- Write comments up in a table in Word before copying and pasting into report cards. I typically make a table with three columns, one for each trimester, so I can compare the comments side-by-side throughout the year. Not only does this help me focus on students' progress rather than where they are at that particular moment, but it helps make sure I don't repeat myself too much--come on, we've all been there. :) Plus, it makes it way easier to spell check and proofread!
In the past, I did one big comment for each student covering everything. Now, we're required to do a separate comment for each subject area. A little more complicated, but it works.
- Sandwich any negative comments between two positive ones, even if the first is something as simple as, "I have enjoyed working with ____ this trimester!" Also, any time I am discussing a negative or challenging behavior, I make sure to introduce it with a comment like, "As we have discussed," or "As I shared with you at conferences..." This reminds paretns that you have spoken with them about this particular concern already, and that this is not a surprise. (Of course, this only works if you HAVE discussed the concern with paretns already--sooo be sure to do that! There should be no surprises on the report card.)
- Speaking of no surprises, if a student is not doing so well grade wise, save yourself a lot of headache by calling or emailing parents in advance. It's always so much easier to have those conversations in person or on the phone--report card grades leave so much room for interpretation without a personal explanation. Better head that off in advance.
- Give concrete information in comments. For example, in reading, when a child is below grade level I might say, "___ is currently reading at a level M. Grade level for this point in third grade is levels N/O. ___ is able to answer questions from within the text and make simple inferences while reading. We are working on reading with expression, using context clues to determine the meaning of tricky words, and making thoughtful inferences about the text." Similarly, in math I may say something like,
"This trimester _____ has demonstrated a good understanding of multiplication and division. ___ is working on applying these skills to solve word problems and problems with multiple steps.

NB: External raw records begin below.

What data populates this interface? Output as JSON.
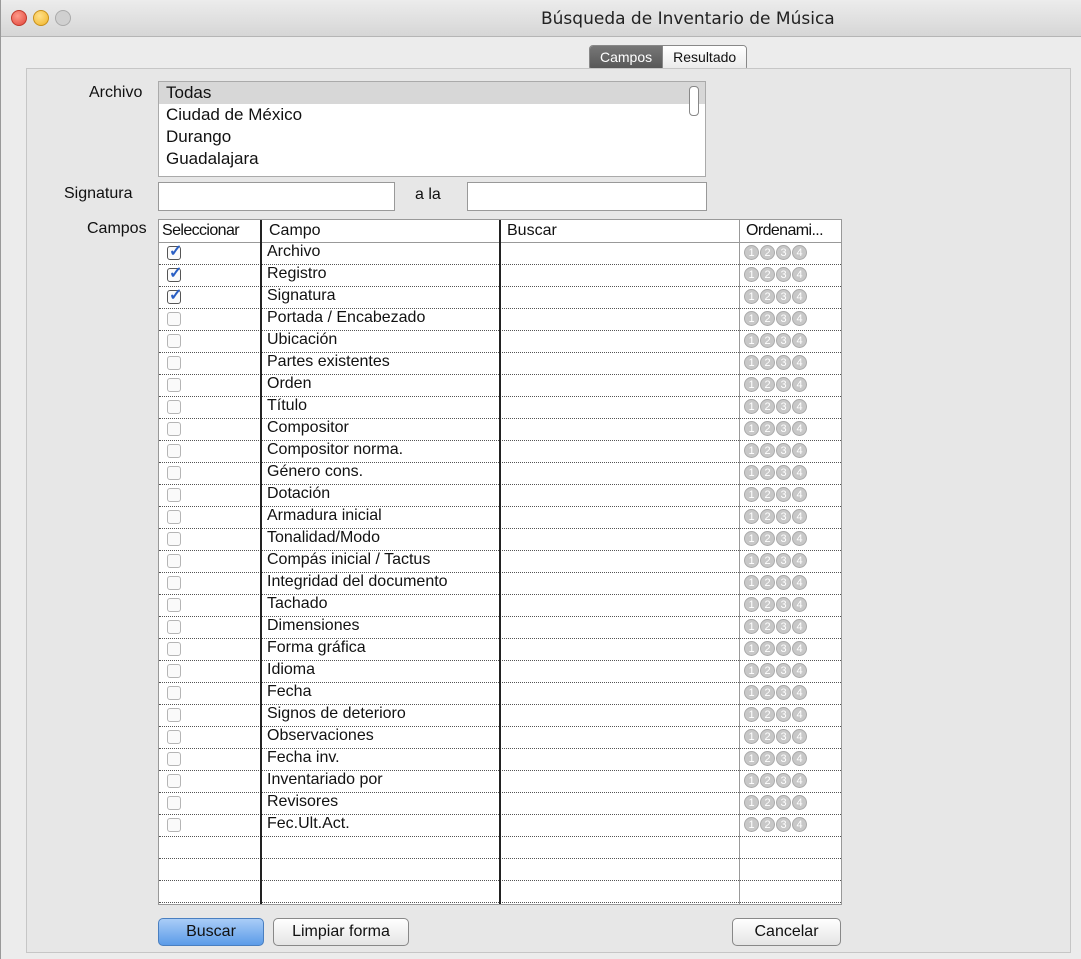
{
  "window": {
    "title": "Búsqueda de Inventario de Música"
  },
  "tabs": {
    "campos": "Campos",
    "resultado": "Resultado"
  },
  "archivo": {
    "label": "Archivo",
    "items": [
      "Todas",
      "Ciudad de México",
      "Durango",
      "Guadalajara"
    ]
  },
  "signatura": {
    "label": "Signatura",
    "to_label": "a la",
    "from_value": "",
    "to_value": ""
  },
  "campos": {
    "label": "Campos",
    "headers": {
      "select": "Seleccionar",
      "field": "Campo",
      "search": "Buscar",
      "order": "Ordenami..."
    },
    "order_digits": [
      "1",
      "2",
      "3",
      "4"
    ],
    "rows": [
      {
        "name": "Archivo",
        "checked": true
      },
      {
        "name": "Registro",
        "checked": true
      },
      {
        "name": "Signatura",
        "checked": true
      },
      {
        "name": "Portada / Encabezado",
        "checked": false
      },
      {
        "name": "Ubicación",
        "checked": false
      },
      {
        "name": "Partes existentes",
        "checked": false
      },
      {
        "name": "Orden",
        "checked": false
      },
      {
        "name": "Título",
        "checked": false
      },
      {
        "name": "Compositor",
        "checked": false
      },
      {
        "name": "Compositor norma.",
        "checked": false
      },
      {
        "name": "Género cons.",
        "checked": false
      },
      {
        "name": "Dotación",
        "checked": false
      },
      {
        "name": "Armadura inicial",
        "checked": false
      },
      {
        "name": "Tonalidad/Modo",
        "checked": false
      },
      {
        "name": "Compás inicial / Tactus",
        "checked": false
      },
      {
        "name": "Integridad del documento",
        "checked": false
      },
      {
        "name": "Tachado",
        "checked": false
      },
      {
        "name": "Dimensiones",
        "checked": false
      },
      {
        "name": "Forma gráfica",
        "checked": false
      },
      {
        "name": "Idioma",
        "checked": false
      },
      {
        "name": "Fecha",
        "checked": false
      },
      {
        "name": "Signos de deterioro",
        "checked": false
      },
      {
        "name": "Observaciones",
        "checked": false
      },
      {
        "name": "Fecha inv.",
        "checked": false
      },
      {
        "name": "Inventariado por",
        "checked": false
      },
      {
        "name": "Revisores",
        "checked": false
      },
      {
        "name": "Fec.Ult.Act.",
        "checked": false
      }
    ]
  },
  "buttons": {
    "search": "Buscar",
    "clear": "Limpiar forma",
    "cancel": "Cancelar"
  },
  "colors": {
    "check_mark": "#2a5fc4",
    "primary_button": "#5b9be8"
  }
}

- Focus on the positive. This may seem like a no-brainer, but when you need to write a comment about a negative behavior a student is working on, it's all in the wording! For example, I might write something on a report card like, "____ does her best work when she focuses on instruction and follows directions the first time." Much more constructive than, "___ needs to follow directions and listen to the teacher," right? Another example would be, "___ is most successful when he comes to school prepared with his homework and materials."

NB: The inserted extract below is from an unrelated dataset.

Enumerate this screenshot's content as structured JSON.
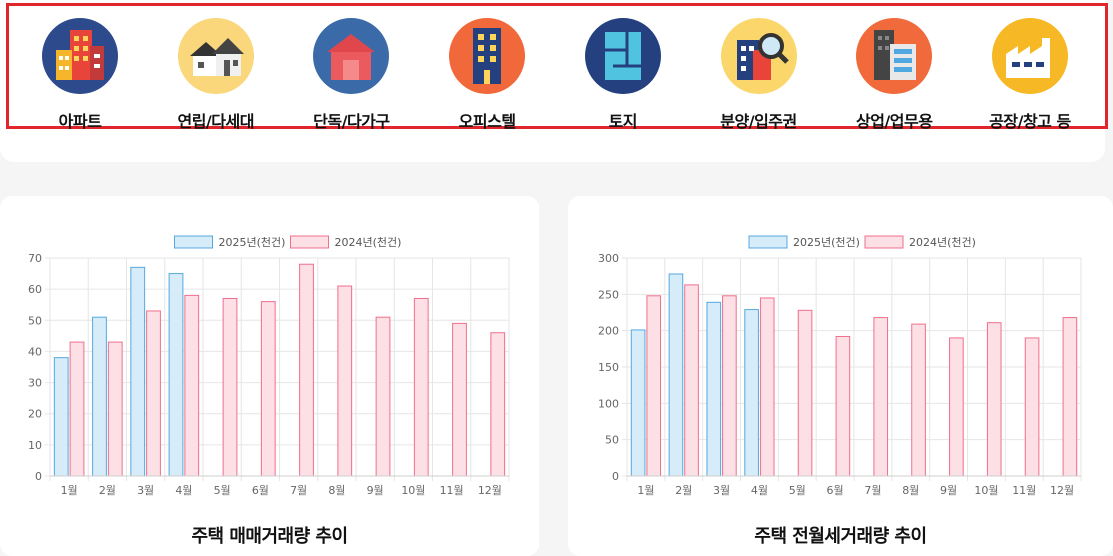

Sorry for the lack of pictures in this one! Not much of a picture-worthy post. Oh well :)